## Description of the task
Only the lines from the one that contains "Give me the" through the last line of the records should appear, each printed exactly as it is.

===== Data to use

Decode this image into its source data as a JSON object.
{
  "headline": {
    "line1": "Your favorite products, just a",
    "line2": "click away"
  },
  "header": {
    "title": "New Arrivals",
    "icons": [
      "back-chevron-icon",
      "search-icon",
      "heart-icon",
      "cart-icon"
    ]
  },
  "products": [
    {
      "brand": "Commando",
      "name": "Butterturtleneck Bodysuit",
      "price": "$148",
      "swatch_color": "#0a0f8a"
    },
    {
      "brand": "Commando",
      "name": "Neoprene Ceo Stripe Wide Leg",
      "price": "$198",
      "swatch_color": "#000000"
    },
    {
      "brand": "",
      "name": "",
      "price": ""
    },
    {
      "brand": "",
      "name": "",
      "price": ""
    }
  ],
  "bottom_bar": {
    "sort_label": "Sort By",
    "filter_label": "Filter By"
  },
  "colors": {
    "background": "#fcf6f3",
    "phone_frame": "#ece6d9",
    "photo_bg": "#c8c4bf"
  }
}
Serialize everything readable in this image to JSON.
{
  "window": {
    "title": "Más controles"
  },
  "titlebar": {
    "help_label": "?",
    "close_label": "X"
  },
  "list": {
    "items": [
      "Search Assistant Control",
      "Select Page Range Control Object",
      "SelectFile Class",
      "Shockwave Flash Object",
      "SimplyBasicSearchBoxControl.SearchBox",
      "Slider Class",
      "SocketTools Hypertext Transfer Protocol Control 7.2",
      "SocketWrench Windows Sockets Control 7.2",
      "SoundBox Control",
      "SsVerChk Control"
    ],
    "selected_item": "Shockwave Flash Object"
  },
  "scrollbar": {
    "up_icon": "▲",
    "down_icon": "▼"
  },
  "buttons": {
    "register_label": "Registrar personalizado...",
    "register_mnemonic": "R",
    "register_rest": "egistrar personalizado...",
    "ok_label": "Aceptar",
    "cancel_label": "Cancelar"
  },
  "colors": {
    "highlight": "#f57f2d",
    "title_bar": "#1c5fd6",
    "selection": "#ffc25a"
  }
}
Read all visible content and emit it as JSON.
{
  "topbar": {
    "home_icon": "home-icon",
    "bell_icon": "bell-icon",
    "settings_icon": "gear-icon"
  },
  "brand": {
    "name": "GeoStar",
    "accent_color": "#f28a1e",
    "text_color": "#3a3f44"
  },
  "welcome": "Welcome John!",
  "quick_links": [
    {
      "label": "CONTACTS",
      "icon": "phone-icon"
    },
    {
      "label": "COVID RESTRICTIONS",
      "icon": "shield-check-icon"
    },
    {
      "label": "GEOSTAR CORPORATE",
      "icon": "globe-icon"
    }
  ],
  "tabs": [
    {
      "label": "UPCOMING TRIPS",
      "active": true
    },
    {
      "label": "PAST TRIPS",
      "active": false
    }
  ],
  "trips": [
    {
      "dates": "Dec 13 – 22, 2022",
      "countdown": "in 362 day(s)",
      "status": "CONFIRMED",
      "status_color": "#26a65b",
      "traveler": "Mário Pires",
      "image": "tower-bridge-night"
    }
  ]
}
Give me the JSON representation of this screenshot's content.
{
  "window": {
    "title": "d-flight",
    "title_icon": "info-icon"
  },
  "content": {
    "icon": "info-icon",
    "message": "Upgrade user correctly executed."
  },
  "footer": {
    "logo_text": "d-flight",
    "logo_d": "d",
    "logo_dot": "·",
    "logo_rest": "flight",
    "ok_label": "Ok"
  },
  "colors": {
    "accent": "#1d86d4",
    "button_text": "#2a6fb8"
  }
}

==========

## Output of the task
Give me the JSON representation of this screenshot's content.
{
  "window": {
    "title": "d-flight",
    "title_icon": "info-icon"
  },
  "content": {
    "icon": "info-icon",
    "message": "Upgrade user correctly executed."
  },
  "footer": {
    "logo_text": "d-flight",
    "logo_d": "d",
    "logo_dot": "·",
    "logo_rest": "flight",
    "ok_label": "Ok"
  },
  "colors": {
    "accent": "#1d86d4",
    "button_text": "#2a6fb8"
  }
}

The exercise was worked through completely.